Make an exact copy of every entry.

§ §

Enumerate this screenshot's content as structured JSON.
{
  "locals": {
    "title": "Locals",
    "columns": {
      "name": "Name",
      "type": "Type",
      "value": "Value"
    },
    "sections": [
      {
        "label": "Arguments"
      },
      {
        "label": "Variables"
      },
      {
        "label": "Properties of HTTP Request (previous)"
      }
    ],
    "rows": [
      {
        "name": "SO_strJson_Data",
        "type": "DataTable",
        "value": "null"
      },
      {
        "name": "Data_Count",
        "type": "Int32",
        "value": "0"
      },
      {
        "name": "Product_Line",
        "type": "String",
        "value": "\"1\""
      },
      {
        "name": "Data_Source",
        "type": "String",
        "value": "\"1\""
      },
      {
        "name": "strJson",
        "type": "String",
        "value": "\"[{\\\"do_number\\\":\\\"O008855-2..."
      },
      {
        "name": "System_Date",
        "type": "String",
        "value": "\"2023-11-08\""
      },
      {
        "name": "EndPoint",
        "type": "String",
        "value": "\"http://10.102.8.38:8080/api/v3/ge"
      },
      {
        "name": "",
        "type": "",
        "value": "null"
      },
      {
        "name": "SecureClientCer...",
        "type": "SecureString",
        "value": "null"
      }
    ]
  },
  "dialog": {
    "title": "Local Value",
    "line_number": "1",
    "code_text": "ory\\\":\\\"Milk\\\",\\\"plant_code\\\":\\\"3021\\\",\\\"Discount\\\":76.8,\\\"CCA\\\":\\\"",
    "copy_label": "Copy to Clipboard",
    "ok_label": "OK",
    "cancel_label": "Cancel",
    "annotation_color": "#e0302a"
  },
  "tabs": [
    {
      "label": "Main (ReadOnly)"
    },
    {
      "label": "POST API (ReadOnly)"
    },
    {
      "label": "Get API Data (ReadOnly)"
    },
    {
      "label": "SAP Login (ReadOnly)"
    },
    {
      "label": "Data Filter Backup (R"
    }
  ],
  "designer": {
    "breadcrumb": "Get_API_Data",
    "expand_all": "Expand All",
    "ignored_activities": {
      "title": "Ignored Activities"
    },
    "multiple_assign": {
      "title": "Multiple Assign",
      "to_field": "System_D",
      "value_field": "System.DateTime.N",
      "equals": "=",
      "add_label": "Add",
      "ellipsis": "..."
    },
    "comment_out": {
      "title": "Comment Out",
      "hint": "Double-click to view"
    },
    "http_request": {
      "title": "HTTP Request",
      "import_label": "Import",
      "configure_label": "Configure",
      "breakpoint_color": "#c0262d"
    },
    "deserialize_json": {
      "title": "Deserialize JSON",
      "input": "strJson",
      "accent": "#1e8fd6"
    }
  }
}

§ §

Problem solution>
Enumerate this screenshot's content as structured JSON.
{
  "locals": {
    "title": "Locals",
    "columns": {
      "name": "Name",
      "type": "Type",
      "value": "Value"
    },
    "sections": [
      {
        "label": "Arguments"
      },
      {
        "label": "Variables"
      },
      {
        "label": "Properties of HTTP Request (previous)"
      }
    ],
    "rows": [
      {
        "name": "SO_strJson_Data",
        "type": "DataTable",
        "value": "null"
      },
      {
        "name": "Data_Count",
        "type": "Int32",
        "value": "0"
      },
      {
        "name": "Product_Line",
        "type": "String",
        "value": "\"1\""
      },
      {
        "name": "Data_Source",
        "type": "String",
        "value": "\"1\""
      },
      {
        "name": "strJson",
        "type": "String",
        "value": "\"[{\\\"do_number\\\":\\\"O008855-2..."
      },
      {
        "name": "System_Date",
        "type": "String",
        "value": "\"2023-11-08\""
      },
      {
        "name": "EndPoint",
        "type": "String",
        "value": "\"http://10.102.8.38:8080/api/v3/ge"
      },
      {
        "name": "",
        "type": "",
        "value": "null"
      },
      {
        "name": "SecureClientCer...",
        "type": "SecureString",
        "value": "null"
      }
    ]
  },
  "dialog": {
    "title": "Local Value",
    "line_number": "1",
    "code_text": "ory\\\":\\\"Milk\\\",\\\"plant_code\\\":\\\"3021\\\",\\\"Discount\\\":76.8,\\\"CCA\\\":\\\"",
    "copy_label": "Copy to Clipboard",
    "ok_label": "OK",
    "cancel_label": "Cancel",
    "annotation_color": "#e0302a"
  },
  "tabs": [
    {
      "label": "Main (ReadOnly)"
    },
    {
      "label": "POST API (ReadOnly)"
    },
    {
      "label": "Get API Data (ReadOnly)"
    },
    {
      "label": "SAP Login (ReadOnly)"
    },
    {
      "label": "Data Filter Backup (R"
    }
  ],
  "designer": {
    "breadcrumb": "Get_API_Data",
    "expand_all": "Expand All",
    "ignored_activities": {
      "title": "Ignored Activities"
    },
    "multiple_assign": {
      "title": "Multiple Assign",
      "to_field": "System_D",
      "value_field": "System.DateTime.N",
      "equals": "=",
      "add_label": "Add",
      "ellipsis": "..."
    },
    "comment_out": {
      "title": "Comment Out",
      "hint": "Double-click to view"
    },
    "http_request": {
      "title": "HTTP Request",
      "import_label": "Import",
      "configure_label": "Configure",
      "breakpoint_color": "#c0262d"
    },
    "deserialize_json": {
      "title": "Deserialize JSON",
      "input": "strJson",
      "accent": "#1e8fd6"
    }
  }
}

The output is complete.